The inability or unwillingness of AM radio to provide detailed information on the status of communities effected by the fires in San Diego is one of the most damning comments that can be made about talk radio today. There are more than 200,000 residents of this county that have been evacuated to centers tonight and all talk and news radio can do is provide superficial overviews of fire status and not one scintilla of granular detail.
It’s enough to make me weep. Or maybe that’s just the particulate solids in the smoke filled air tonight in San Diego County.
Well, I’ve got to tend to my grove and then set my alarm clock for midnight, to make sure that my mountaintop is still safe.
To my friends and family that read my sometimes odd ramblings; every one is tucked in and safe, here on my little mountaintop in rural northern San Diego County where I can move my water canons by the fiery light of the Witch Creek Fire. Cough cough, Jim Forbes on 10/22/2007.
Thank God for Great Portable Computers and Persistent Connectivity.
I literally never go anywhere without my ThinkPad X60 convertible notebook. It’s become such an integral part of my life that I now automatically keep it charged when its noit in use so it’s always ready to go.
Tonight, at an evacuation center I booted it up and quickly bought a $15 day pass on the Verizon broadband network to get up to the minute news on the fires that surround the little town where I live (Escondido ,CA).
Arriving at the evacuation center I was pleased to see that they had set up a “computer room” with a wireless network. My pleasure quickly turned to anger after I noticed that the room was filled with unsupervised kids playing games on the computers. Not one of the youngsters was checking web sites for fire information. So, I sat down with a cup of coffee and checked road closures on the Cal Tran web site as well as looked for bulletins on my local paper’s web site.
Cutting and pasting information into a Google Docs document, I wandered over to the information board and had someone—a teacher who worked at the school which was the over flow evacuation center to which I had been directed —write the updates on an information bulletin board. My handwriting is illegible; her’s was schoolmarm perfect.
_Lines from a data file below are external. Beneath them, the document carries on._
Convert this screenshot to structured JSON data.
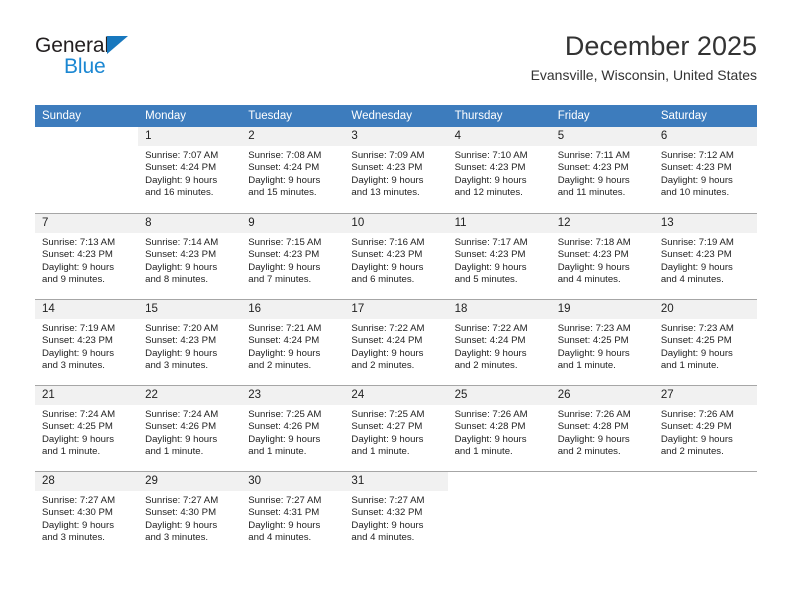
{
  "brand": {
    "name_part1": "General",
    "name_part2": "Blue",
    "triangle_icon": "triangle-icon",
    "color_dark": "#231f20",
    "color_blue": "#1b87d2"
  },
  "header": {
    "title": "December 2025",
    "subtitle": "Evansville, Wisconsin, United States",
    "header_bg": "#3d7cbd",
    "daynum_bg": "#f1f1f1"
  },
  "weekdays": [
    "Sunday",
    "Monday",
    "Tuesday",
    "Wednesday",
    "Thursday",
    "Friday",
    "Saturday"
  ],
  "weeks": [
    [
      {
        "day": "",
        "sunrise": "",
        "sunset": "",
        "daylight1": "",
        "daylight2": ""
      },
      {
        "day": "1",
        "sunrise": "Sunrise: 7:07 AM",
        "sunset": "Sunset: 4:24 PM",
        "daylight1": "Daylight: 9 hours",
        "daylight2": "and 16 minutes."
      },
      {
        "day": "2",
        "sunrise": "Sunrise: 7:08 AM",
        "sunset": "Sunset: 4:24 PM",
        "daylight1": "Daylight: 9 hours",
        "daylight2": "and 15 minutes."
      },
      {
        "day": "3",
        "sunrise": "Sunrise: 7:09 AM",
        "sunset": "Sunset: 4:23 PM",
        "daylight1": "Daylight: 9 hours",
        "daylight2": "and 13 minutes."
      },
      {
        "day": "4",
        "sunrise": "Sunrise: 7:10 AM",
        "sunset": "Sunset: 4:23 PM",
        "daylight1": "Daylight: 9 hours",
        "daylight2": "and 12 minutes."
      },
      {
        "day": "5",
        "sunrise": "Sunrise: 7:11 AM",
        "sunset": "Sunset: 4:23 PM",
        "daylight1": "Daylight: 9 hours",
        "daylight2": "and 11 minutes."
      },
      {
        "day": "6",
        "sunrise": "Sunrise: 7:12 AM",
        "sunset": "Sunset: 4:23 PM",
        "daylight1": "Daylight: 9 hours",
        "daylight2": "and 10 minutes."
      }
    ],
    [
      {
        "day": "7",
        "sunrise": "Sunrise: 7:13 AM",
        "sunset": "Sunset: 4:23 PM",
        "daylight1": "Daylight: 9 hours",
        "daylight2": "and 9 minutes."
      },
      {
        "day": "8",
        "sunrise": "Sunrise: 7:14 AM",
        "sunset": "Sunset: 4:23 PM",
        "daylight1": "Daylight: 9 hours",
        "daylight2": "and 8 minutes."
      },
      {
        "day": "9",
        "sunrise": "Sunrise: 7:15 AM",
        "sunset": "Sunset: 4:23 PM",
        "daylight1": "Daylight: 9 hours",
        "daylight2": "and 7 minutes."
      },
      {
        "day": "10",
        "sunrise": "Sunrise: 7:16 AM",
        "sunset": "Sunset: 4:23 PM",
        "daylight1": "Daylight: 9 hours",
        "daylight2": "and 6 minutes."
      },
      {
        "day": "11",
        "sunrise": "Sunrise: 7:17 AM",
        "sunset": "Sunset: 4:23 PM",
        "daylight1": "Daylight: 9 hours",
        "daylight2": "and 5 minutes."
      },
      {
        "day": "12",
        "sunrise": "Sunrise: 7:18 AM",
        "sunset": "Sunset: 4:23 PM",
        "daylight1": "Daylight: 9 hours",
        "daylight2": "and 4 minutes."
      },
      {
        "day": "13",
        "sunrise": "Sunrise: 7:19 AM",
        "sunset": "Sunset: 4:23 PM",
        "daylight1": "Daylight: 9 hours",
        "daylight2": "and 4 minutes."
      }
    ],
    [
      {
        "day": "14",
        "sunrise": "Sunrise: 7:19 AM",
        "sunset": "Sunset: 4:23 PM",
        "daylight1": "Daylight: 9 hours",
        "daylight2": "and 3 minutes."
      },
      {
        "day": "15",
        "sunrise": "Sunrise: 7:20 AM",
        "sunset": "Sunset: 4:23 PM",
        "daylight1": "Daylight: 9 hours",
        "daylight2": "and 3 minutes."
      },
      {
        "day": "16",
        "sunrise": "Sunrise: 7:21 AM",
        "sunset": "Sunset: 4:24 PM",
        "daylight1": "Daylight: 9 hours",
        "daylight2": "and 2 minutes."
      },
      {
        "day": "17",
        "sunrise": "Sunrise: 7:22 AM",
        "sunset": "Sunset: 4:24 PM",
        "daylight1": "Daylight: 9 hours",
        "daylight2": "and 2 minutes."
      },
      {
        "day": "18",
        "sunrise": "Sunrise: 7:22 AM",
        "sunset": "Sunset: 4:24 PM",
        "daylight1": "Daylight: 9 hours",
        "daylight2": "and 2 minutes."
      },
      {
        "day": "19",
        "sunrise": "Sunrise: 7:23 AM",
        "sunset": "Sunset: 4:25 PM",
        "daylight1": "Daylight: 9 hours",
        "daylight2": "and 1 minute."
      },
      {
        "day": "20",
        "sunrise": "Sunrise: 7:23 AM",
        "sunset": "Sunset: 4:25 PM",
        "daylight1": "Daylight: 9 hours",
        "daylight2": "and 1 minute."
      }
    ],
    [
      {
        "day": "21",
        "sunrise": "Sunrise: 7:24 AM",
        "sunset": "Sunset: 4:25 PM",
        "daylight1": "Daylight: 9 hours",
        "daylight2": "and 1 minute."
      },
      {
        "day": "22",
        "sunrise": "Sunrise: 7:24 AM",
        "sunset": "Sunset: 4:26 PM",
        "daylight1": "Daylight: 9 hours",
        "daylight2": "and 1 minute."
      },
      {
        "day": "23",
        "sunrise": "Sunrise: 7:25 AM",
        "sunset": "Sunset: 4:26 PM",
        "daylight1": "Daylight: 9 hours",
        "daylight2": "and 1 minute."
      },
      {
        "day": "24",
        "sunrise": "Sunrise: 7:25 AM",
        "sunset": "Sunset: 4:27 PM",
        "daylight1": "Daylight: 9 hours",
        "daylight2": "and 1 minute."
      },
      {
        "day": "25",
        "sunrise": "Sunrise: 7:26 AM",
        "sunset": "Sunset: 4:28 PM",
        "daylight1": "Daylight: 9 hours",
        "daylight2": "and 1 minute."
      },
      {
        "day": "26",
        "sunrise": "Sunrise: 7:26 AM",
        "sunset": "Sunset: 4:28 PM",
        "daylight1": "Daylight: 9 hours",
        "daylight2": "and 2 minutes."
      },
      {
        "day": "27",
        "sunrise": "Sunrise: 7:26 AM",
        "sunset": "Sunset: 4:29 PM",
        "daylight1": "Daylight: 9 hours",
        "daylight2": "and 2 minutes."
      }
    ],
    [
      {
        "day": "28",
        "sunrise": "Sunrise: 7:27 AM",
        "sunset": "Sunset: 4:30 PM",
        "daylight1": "Daylight: 9 hours",
        "daylight2": "and 3 minutes."
      },
      {
        "day": "29",
        "sunrise": "Sunrise: 7:27 AM",
        "sunset": "Sunset: 4:30 PM",
        "daylight1": "Daylight: 9 hours",
        "daylight2": "and 3 minutes."
      },
      {
        "day": "30",
        "sunrise": "Sunrise: 7:27 AM",
        "sunset": "Sunset: 4:31 PM",
        "daylight1": "Daylight: 9 hours",
        "daylight2": "and 4 minutes."
      },
      {
        "day": "31",
        "sunrise": "Sunrise: 7:27 AM",
        "sunset": "Sunset: 4:32 PM",
        "daylight1": "Daylight: 9 hours",
        "daylight2": "and 4 minutes."
      },
      {
        "day": "",
        "sunrise": "",
        "sunset": "",
        "daylight1": "",
        "daylight2": ""
      },
      {
        "day": "",
        "sunrise": "",
        "sunset": "",
        "daylight1": "",
        "daylight2": ""
      },
      {
        "day": "",
        "sunrise": "",
        "sunset": "",
        "daylight1": "",
        "daylight2": ""
      }
    ]
  ]
}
I’m writing this on my trusty X60 tablet now. It has about four hours of battery life remaining and I my day pass on Verizon is good until tomorrow night. Me, my notebook and persistent wireless connectivity, it doesn’t get any better and it makes me feel all snuggly safe, as I watch a crimson sky through incredibly thick smoke. So here I am, same bat time, same bat channel_ JMF